DATA IN THIS EXERCISE:
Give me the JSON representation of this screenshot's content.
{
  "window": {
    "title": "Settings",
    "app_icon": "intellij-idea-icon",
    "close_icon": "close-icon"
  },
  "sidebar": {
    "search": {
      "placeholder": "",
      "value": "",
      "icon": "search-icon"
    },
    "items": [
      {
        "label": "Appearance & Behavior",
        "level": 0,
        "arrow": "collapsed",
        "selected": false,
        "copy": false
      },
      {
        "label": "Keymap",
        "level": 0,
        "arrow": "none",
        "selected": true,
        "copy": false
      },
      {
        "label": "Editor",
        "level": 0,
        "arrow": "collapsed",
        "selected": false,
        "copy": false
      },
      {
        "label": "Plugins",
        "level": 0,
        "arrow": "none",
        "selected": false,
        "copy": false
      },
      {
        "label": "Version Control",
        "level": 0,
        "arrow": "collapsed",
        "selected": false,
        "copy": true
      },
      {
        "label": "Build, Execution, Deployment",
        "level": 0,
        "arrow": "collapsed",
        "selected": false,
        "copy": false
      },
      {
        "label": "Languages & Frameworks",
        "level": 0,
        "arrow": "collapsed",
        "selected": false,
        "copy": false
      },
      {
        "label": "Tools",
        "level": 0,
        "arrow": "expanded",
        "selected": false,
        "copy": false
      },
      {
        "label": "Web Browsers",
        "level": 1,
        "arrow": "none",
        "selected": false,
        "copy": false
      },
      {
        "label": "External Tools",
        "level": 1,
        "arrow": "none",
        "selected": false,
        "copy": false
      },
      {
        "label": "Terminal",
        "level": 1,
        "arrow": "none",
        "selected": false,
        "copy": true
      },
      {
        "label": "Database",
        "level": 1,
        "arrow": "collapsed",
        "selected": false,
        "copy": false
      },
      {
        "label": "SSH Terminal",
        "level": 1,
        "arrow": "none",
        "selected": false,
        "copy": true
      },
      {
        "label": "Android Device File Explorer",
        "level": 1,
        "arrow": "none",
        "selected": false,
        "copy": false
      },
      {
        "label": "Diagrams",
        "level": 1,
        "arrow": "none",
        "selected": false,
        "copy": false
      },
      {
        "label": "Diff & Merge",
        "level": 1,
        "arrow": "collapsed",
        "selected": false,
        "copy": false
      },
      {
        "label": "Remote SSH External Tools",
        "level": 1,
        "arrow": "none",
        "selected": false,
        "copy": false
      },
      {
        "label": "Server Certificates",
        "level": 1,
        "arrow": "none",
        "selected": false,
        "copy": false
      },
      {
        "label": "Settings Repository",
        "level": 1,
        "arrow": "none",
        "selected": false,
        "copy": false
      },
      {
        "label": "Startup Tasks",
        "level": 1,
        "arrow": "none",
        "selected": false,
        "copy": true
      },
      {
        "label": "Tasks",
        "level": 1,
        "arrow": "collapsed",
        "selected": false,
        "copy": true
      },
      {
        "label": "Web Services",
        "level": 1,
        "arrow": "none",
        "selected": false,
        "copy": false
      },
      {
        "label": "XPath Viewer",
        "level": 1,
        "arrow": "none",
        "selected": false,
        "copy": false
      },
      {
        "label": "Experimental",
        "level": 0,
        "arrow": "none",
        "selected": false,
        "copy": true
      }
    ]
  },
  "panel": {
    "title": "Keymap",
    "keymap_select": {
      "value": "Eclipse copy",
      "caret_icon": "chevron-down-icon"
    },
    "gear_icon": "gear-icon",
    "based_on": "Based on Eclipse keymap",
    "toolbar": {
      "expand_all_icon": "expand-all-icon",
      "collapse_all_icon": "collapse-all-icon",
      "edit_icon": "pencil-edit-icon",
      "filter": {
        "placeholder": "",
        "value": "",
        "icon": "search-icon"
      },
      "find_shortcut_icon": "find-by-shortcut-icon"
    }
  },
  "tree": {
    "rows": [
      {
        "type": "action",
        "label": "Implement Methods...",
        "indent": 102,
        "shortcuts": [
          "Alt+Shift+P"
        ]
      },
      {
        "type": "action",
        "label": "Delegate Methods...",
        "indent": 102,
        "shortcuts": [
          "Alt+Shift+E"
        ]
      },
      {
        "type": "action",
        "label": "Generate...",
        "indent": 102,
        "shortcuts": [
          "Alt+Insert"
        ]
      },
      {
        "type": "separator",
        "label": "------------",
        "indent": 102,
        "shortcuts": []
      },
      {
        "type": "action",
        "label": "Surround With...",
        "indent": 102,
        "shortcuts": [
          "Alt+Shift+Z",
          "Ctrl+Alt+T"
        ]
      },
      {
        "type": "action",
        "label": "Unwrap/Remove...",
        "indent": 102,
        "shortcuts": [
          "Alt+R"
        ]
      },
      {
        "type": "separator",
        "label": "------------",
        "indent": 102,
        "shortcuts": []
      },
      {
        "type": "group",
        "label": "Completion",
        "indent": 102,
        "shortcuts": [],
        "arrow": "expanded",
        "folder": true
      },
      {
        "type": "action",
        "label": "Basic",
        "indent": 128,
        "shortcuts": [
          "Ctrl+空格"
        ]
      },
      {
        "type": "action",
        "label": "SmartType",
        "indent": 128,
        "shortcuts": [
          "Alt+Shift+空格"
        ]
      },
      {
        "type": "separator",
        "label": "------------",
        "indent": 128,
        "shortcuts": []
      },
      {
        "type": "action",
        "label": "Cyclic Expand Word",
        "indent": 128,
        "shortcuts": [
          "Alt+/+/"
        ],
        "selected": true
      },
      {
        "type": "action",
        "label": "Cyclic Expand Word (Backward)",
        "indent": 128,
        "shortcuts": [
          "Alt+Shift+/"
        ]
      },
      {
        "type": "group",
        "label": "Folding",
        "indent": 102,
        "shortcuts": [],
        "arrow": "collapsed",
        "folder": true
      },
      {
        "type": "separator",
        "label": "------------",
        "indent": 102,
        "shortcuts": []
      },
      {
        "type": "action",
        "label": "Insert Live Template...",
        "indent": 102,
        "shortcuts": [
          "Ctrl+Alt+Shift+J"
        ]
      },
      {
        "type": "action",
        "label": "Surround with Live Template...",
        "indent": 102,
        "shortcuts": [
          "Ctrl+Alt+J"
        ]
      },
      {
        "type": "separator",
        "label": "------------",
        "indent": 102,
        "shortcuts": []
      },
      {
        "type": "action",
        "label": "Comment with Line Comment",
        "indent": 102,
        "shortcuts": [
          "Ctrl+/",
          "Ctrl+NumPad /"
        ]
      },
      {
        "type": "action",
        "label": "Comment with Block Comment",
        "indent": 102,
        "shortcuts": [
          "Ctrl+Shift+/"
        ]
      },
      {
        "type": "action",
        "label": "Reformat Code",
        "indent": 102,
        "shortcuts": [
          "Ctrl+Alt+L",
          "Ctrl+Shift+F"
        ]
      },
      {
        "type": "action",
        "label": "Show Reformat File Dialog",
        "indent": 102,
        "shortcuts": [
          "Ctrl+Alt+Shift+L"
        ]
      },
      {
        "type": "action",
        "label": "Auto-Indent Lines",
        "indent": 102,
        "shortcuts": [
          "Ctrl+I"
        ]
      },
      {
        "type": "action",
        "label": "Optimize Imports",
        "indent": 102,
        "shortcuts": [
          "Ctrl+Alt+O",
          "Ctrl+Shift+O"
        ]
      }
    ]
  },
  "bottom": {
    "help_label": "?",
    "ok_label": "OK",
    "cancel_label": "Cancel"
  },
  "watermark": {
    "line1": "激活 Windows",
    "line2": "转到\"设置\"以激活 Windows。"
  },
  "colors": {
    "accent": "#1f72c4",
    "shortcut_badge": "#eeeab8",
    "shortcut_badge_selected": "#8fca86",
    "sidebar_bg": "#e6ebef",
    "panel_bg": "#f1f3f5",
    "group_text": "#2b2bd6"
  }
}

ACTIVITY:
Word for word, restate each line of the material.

THE ANSWER:
Give me the JSON representation of this screenshot's content.
{
  "window": {
    "title": "Settings",
    "app_icon": "intellij-idea-icon",
    "close_icon": "close-icon"
  },
  "sidebar": {
    "search": {
      "placeholder": "",
      "value": "",
      "icon": "search-icon"
    },
    "items": [
      {
        "label": "Appearance & Behavior",
        "level": 0,
        "arrow": "collapsed",
        "selected": false,
        "copy": false
      },
      {
        "label": "Keymap",
        "level": 0,
        "arrow": "none",
        "selected": true,
        "copy": false
      },
      {
        "label": "Editor",
        "level": 0,
        "arrow": "collapsed",
        "selected": false,
        "copy": false
      },
      {
        "label": "Plugins",
        "level": 0,
        "arrow": "none",
        "selected": false,
        "copy": false
      },
      {
        "label": "Version Control",
        "level": 0,
        "arrow": "collapsed",
        "selected": false,
        "copy": true
      },
      {
        "label": "Build, Execution, Deployment",
        "level": 0,
        "arrow": "collapsed",
        "selected": false,
        "copy": false
      },
      {
        "label": "Languages & Frameworks",
        "level": 0,
        "arrow": "collapsed",
        "selected": false,
        "copy": false
      },
      {
        "label": "Tools",
        "level": 0,
        "arrow": "expanded",
        "selected": false,
        "copy": false
      },
      {
        "label": "Web Browsers",
        "level": 1,
        "arrow": "none",
        "selected": false,
        "copy": false
      },
      {
        "label": "External Tools",
        "level": 1,
        "arrow": "none",
        "selected": false,
        "copy": false
      },
      {
        "label": "Terminal",
        "level": 1,
        "arrow": "none",
        "selected": false,
        "copy": true
      },
      {
        "label": "Database",
        "level": 1,
        "arrow": "collapsed",
        "selected": false,
        "copy": false
      },
      {
        "label": "SSH Terminal",
        "level": 1,
        "arrow": "none",
        "selected": false,
        "copy": true
      },
      {
        "label": "Android Device File Explorer",
        "level": 1,
        "arrow": "none",
        "selected": false,
        "copy": false
      },
      {
        "label": "Diagrams",
        "level": 1,
        "arrow": "none",
        "selected": false,
        "copy": false
      },
      {
        "label": "Diff & Merge",
        "level": 1,
        "arrow": "collapsed",
        "selected": false,
        "copy": false
      },
      {
        "label": "Remote SSH External Tools",
        "level": 1,
        "arrow": "none",
        "selected": false,
        "copy": false
      },
      {
        "label": "Server Certificates",
        "level": 1,
        "arrow": "none",
        "selected": false,
        "copy": false
      },
      {
        "label": "Settings Repository",
        "level": 1,
        "arrow": "none",
        "selected": false,
        "copy": false
      },
      {
        "label": "Startup Tasks",
        "level": 1,
        "arrow": "none",
        "selected": false,
        "copy": true
      },
      {
        "label": "Tasks",
        "level": 1,
        "arrow": "collapsed",
        "selected": false,
        "copy": true
      },
      {
        "label": "Web Services",
        "level": 1,
        "arrow": "none",
        "selected": false,
        "copy": false
      },
      {
        "label": "XPath Viewer",
        "level": 1,
        "arrow": "none",
        "selected": false,
        "copy": false
      },
      {
        "label": "Experimental",
        "level": 0,
        "arrow": "none",
        "selected": false,
        "copy": true
      }
    ]
  },
  "panel": {
    "title": "Keymap",
    "keymap_select": {
      "value": "Eclipse copy",
      "caret_icon": "chevron-down-icon"
    },
    "gear_icon": "gear-icon",
    "based_on": "Based on Eclipse keymap",
    "toolbar": {
      "expand_all_icon": "expand-all-icon",
      "collapse_all_icon": "collapse-all-icon",
      "edit_icon": "pencil-edit-icon",
      "filter": {
        "placeholder": "",
        "value": "",
        "icon": "search-icon"
      },
      "find_shortcut_icon": "find-by-shortcut-icon"
    }
  },
  "tree": {
    "rows": [
      {
        "type": "action",
        "label": "Implement Methods...",
        "indent": 102,
        "shortcuts": [
          "Alt+Shift+P"
        ]
      },
      {
        "type": "action",
        "label": "Delegate Methods...",
        "indent": 102,
        "shortcuts": [
          "Alt+Shift+E"
        ]
      },
      {
        "type": "action",
        "label": "Generate...",
        "indent": 102,
        "shortcuts": [
          "Alt+Insert"
        ]
      },
      {
        "type": "separator",
        "label": "------------",
        "indent": 102,
        "shortcuts": []
      },
      {
        "type": "action",
        "label": "Surround With...",
        "indent": 102,
        "shortcuts": [
          "Alt+Shift+Z",
          "Ctrl+Alt+T"
        ]
      },
      {
        "type": "action",
        "label": "Unwrap/Remove...",
        "indent": 102,
        "shortcuts": [
          "Alt+R"
        ]
      },
      {
        "type": "separator",
        "label": "------------",
        "indent": 102,
        "shortcuts": []
      },
      {
        "type": "group",
        "label": "Completion",
        "indent": 102,
        "shortcuts": [],
        "arrow": "expanded",
        "folder": true
      },
      {
        "type": "action",
        "label": "Basic",
        "indent": 128,
        "shortcuts": [
          "Ctrl+空格"
        ]
      },
      {
        "type": "action",
        "label": "SmartType",
        "indent": 128,
        "shortcuts": [
          "Alt+Shift+空格"
        ]
      },
      {
        "type": "separator",
        "label": "------------",
        "indent": 128,
        "shortcuts": []
      },
      {
        "type": "action",
        "label": "Cyclic Expand Word",
        "indent": 128,
        "shortcuts": [
          "Alt+/+/"
        ],
        "selected": true
      },
      {
        "type": "action",
        "label": "Cyclic Expand Word (Backward)",
        "indent": 128,
        "shortcuts": [
          "Alt+Shift+/"
        ]
      },
      {
        "type": "group",
        "label": "Folding",
        "indent": 102,
        "shortcuts": [],
        "arrow": "collapsed",
        "folder": true
      },
      {
        "type": "separator",
        "label": "------------",
        "indent": 102,
        "shortcuts": []
      },
      {
        "type": "action",
        "label": "Insert Live Template...",
        "indent": 102,
        "shortcuts": [
          "Ctrl+Alt+Shift+J"
        ]
      },
      {
        "type": "action",
        "label": "Surround with Live Template...",
        "indent": 102,
        "shortcuts": [
          "Ctrl+Alt+J"
        ]
      },
      {
        "type": "separator",
        "label": "------------",
        "indent": 102,
        "shortcuts": []
      },
      {
        "type": "action",
        "label": "Comment with Line Comment",
        "indent": 102,
        "shortcuts": [
          "Ctrl+/",
          "Ctrl+NumPad /"
        ]
      },
      {
        "type": "action",
        "label": "Comment with Block Comment",
        "indent": 102,
        "shortcuts": [
          "Ctrl+Shift+/"
        ]
      },
      {
        "type": "action",
        "label": "Reformat Code",
        "indent": 102,
        "shortcuts": [
          "Ctrl+Alt+L",
          "Ctrl+Shift+F"
        ]
      },
      {
        "type": "action",
        "label": "Show Reformat File Dialog",
        "indent": 102,
        "shortcuts": [
          "Ctrl+Alt+Shift+L"
        ]
      },
      {
        "type": "action",
        "label": "Auto-Indent Lines",
        "indent": 102,
        "shortcuts": [
          "Ctrl+I"
        ]
      },
      {
        "type": "action",
        "label": "Optimize Imports",
        "indent": 102,
        "shortcuts": [
          "Ctrl+Alt+O",
          "Ctrl+Shift+O"
        ]
      }
    ]
  },
  "bottom": {
    "help_label": "?",
    "ok_label": "OK",
    "cancel_label": "Cancel"
  },
  "watermark": {
    "line1": "激活 Windows",
    "line2": "转到\"设置\"以激活 Windows。"
  },
  "colors": {
    "accent": "#1f72c4",
    "shortcut_badge": "#eeeab8",
    "shortcut_badge_selected": "#8fca86",
    "sidebar_bg": "#e6ebef",
    "panel_bg": "#f1f3f5",
    "group_text": "#2b2bd6"
  }
}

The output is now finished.